1. Brainstorm, set goal, GO!
Step one…throw caution to the wind and just start. Virtual programming may feel intimidating at first, but the possibilities for great programming are endless. Think about the services your organization offers and envision how those services can translate to the virtual world. This may be through a lecture series, an online forum discussing a community issue, a virtual exhibition, or a moderated art session. Choose a great topic that will encourage discussion and get started!

2. Become a Zoom Master*.
*Or the master of whatever virtual platform you’re using to host your program. Learn the software inside out before hosting your program (Google Meet, Join.me, Microsoft Teams, etc.)- how to mute, record, unmute, share screens, use the chat box, locate ‘raised hands’, the whole nine yards! The better you understand the software you’ll be utilizing, the smoother your program will run.

3. Conquer the technological divide by offering internet assistance to program attendees.
Now that you’ve taken the time to become a guru with the virtual platform you’re using, offer that expertise to your attendees! One of the main deterrents for patrons signing up for a virtual program is confusion about how to use different technologies. Providing a phone number for internet assistance alongside social media posts and other materials marketing the virtual program communicates to your patrons that you value their time and will provide them with a positive virtual experience.

4. Has anyone seen the IT guy?
Not only is there a possibility that attendees will experience technical difficulties, but the speakers in your program and the webinar program itself may require a helping hand. That’s where the most tech savvy person on staff factors in: make sure at least one staff member who understands the technology is present and able to throw on their cape and save the program at the first sign of distress.

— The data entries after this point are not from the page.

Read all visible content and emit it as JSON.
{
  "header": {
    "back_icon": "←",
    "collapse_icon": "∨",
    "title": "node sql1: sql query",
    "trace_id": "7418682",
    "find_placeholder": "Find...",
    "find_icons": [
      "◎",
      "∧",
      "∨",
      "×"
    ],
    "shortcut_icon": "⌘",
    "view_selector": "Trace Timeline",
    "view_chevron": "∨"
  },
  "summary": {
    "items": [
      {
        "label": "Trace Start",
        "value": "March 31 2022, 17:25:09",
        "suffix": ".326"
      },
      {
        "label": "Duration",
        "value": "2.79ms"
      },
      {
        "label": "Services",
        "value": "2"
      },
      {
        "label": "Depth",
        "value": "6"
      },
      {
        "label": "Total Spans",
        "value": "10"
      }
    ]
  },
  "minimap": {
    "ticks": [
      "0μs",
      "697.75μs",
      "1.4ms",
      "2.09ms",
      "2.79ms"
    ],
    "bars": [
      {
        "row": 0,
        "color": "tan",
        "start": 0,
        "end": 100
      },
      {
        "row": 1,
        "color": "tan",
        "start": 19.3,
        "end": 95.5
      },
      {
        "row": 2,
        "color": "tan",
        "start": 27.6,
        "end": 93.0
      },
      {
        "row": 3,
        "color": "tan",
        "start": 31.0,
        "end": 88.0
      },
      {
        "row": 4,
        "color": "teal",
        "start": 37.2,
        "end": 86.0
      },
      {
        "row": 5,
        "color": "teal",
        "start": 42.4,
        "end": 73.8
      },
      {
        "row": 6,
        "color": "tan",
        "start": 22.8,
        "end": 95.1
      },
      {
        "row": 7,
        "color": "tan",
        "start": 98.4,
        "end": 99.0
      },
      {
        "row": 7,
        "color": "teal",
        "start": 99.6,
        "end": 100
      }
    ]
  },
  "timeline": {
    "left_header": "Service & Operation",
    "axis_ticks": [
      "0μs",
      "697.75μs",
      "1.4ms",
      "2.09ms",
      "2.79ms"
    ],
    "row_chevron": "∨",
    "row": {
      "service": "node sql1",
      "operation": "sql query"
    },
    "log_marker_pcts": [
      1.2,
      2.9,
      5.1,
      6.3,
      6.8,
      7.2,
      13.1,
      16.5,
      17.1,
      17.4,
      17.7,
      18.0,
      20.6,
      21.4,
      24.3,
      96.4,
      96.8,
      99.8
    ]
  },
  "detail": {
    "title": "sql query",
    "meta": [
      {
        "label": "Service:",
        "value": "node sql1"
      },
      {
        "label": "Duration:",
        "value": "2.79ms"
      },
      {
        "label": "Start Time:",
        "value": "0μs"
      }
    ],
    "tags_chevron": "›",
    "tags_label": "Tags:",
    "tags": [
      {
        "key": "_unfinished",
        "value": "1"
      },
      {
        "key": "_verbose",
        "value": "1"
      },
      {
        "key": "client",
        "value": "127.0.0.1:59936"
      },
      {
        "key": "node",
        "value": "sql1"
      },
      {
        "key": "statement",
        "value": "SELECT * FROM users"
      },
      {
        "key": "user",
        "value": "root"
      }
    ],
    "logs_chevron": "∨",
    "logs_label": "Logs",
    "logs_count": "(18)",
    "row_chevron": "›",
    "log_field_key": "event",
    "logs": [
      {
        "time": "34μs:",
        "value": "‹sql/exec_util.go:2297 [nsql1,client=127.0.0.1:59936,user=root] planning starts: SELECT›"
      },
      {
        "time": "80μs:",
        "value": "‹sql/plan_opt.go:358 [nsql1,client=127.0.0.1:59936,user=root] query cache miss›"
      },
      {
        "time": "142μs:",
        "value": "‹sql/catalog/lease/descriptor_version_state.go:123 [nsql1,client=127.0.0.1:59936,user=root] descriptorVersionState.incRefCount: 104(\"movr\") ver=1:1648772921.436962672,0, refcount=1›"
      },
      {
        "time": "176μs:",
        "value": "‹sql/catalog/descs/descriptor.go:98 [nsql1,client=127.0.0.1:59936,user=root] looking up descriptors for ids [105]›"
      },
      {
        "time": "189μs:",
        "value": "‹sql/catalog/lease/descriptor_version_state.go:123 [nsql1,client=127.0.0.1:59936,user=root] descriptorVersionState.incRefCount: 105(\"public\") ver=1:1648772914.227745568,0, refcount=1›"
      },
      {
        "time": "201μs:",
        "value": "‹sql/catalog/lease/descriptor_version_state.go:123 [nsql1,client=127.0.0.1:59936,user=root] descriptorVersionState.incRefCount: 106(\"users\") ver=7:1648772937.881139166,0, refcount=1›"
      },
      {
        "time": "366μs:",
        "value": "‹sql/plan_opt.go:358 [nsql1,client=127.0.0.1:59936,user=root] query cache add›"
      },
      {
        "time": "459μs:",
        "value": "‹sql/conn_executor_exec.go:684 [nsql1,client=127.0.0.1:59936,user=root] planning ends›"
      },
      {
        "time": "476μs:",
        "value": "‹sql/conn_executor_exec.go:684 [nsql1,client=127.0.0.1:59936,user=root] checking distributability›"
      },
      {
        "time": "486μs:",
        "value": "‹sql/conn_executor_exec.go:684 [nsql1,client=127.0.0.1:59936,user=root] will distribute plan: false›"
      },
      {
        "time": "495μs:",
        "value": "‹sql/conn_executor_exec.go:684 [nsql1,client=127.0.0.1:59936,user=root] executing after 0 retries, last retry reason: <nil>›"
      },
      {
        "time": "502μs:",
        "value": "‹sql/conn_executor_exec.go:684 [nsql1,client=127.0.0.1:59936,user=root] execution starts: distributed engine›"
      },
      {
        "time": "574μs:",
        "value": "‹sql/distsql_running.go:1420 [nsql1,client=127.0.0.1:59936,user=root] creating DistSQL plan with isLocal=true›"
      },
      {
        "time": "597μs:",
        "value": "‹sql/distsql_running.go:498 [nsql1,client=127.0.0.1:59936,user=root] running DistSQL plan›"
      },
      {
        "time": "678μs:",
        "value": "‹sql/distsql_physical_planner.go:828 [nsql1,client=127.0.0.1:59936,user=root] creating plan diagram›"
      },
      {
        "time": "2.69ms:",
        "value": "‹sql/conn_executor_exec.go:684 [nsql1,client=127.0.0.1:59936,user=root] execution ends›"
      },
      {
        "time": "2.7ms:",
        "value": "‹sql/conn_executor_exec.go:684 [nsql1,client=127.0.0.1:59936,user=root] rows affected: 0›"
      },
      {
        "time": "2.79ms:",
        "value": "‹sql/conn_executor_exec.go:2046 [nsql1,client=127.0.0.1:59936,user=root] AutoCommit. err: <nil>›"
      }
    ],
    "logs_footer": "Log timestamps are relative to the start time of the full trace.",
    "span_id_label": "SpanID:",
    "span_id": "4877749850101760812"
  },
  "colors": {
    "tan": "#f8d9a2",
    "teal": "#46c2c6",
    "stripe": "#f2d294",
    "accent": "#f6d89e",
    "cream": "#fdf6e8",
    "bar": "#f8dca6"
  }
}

5. Embrace the powers of the Mute Button.
The mute button, with its mystical silencing powers, will become your good friend. Mute all attendees whenever a speaker is presenting to limit background noise and interruptions. Just don’t forget to unmute attendees when it’s time for discussion!

6. Record the session…but let everyone know the session will be recorded.
Lights, camera, action! Recording virtual programs allows their community impact to extend to wider audiences. It’s important to gain consent before filming any participants. If any program attendee doesn’t want to be recorded, let them know that they can opt out by turning off their camera. It’s also important to have a conversation with your presenter prior to recording – they might not feel comfortable with your organization recording their talk if they make a living by giving presentations for a fee.

7. “Kathy, we can’t see you! Turn your camera on!”
Worry not, because all hope for meaningful connection during the virtual age is not lost! By requesting that all attendees, when applicable and able, turn their cameras on for the duration of the program, you will build a similar sense of connection that is achieved with face to face interaction. Attendees are more likely to engage with the program and discussion, so change out of your pajamas and turn the cameras on!

8. Surveys Galore
One of the most important aspects of hosting a fantastic program is finding out if the program was fantastic. With the new virtual format, exit surveys are a valuable way to gauge attendee interest and satisfaction with the program. Ask specific questions about the virtual aspects of the program, such as sound quality, ease of use with the webinar program, and visual quality. Use information gathered from surveys to improve future programming and retain attendance!

9. Have fun and remember your mission!
Although navigating these new virtual waters may be frustrating, don’t forget why we’re doing what we do: to deliver vital cultural programming for the communities who need it most. *Deep breath*, we’re all in this together. Now let’s host some amazing virtual programs!

Madeline Rhodes

Madeline Rhodes is a digital content creator for Florida Humanities and is currently a student at the University of South Florida St. Petersburg Campus.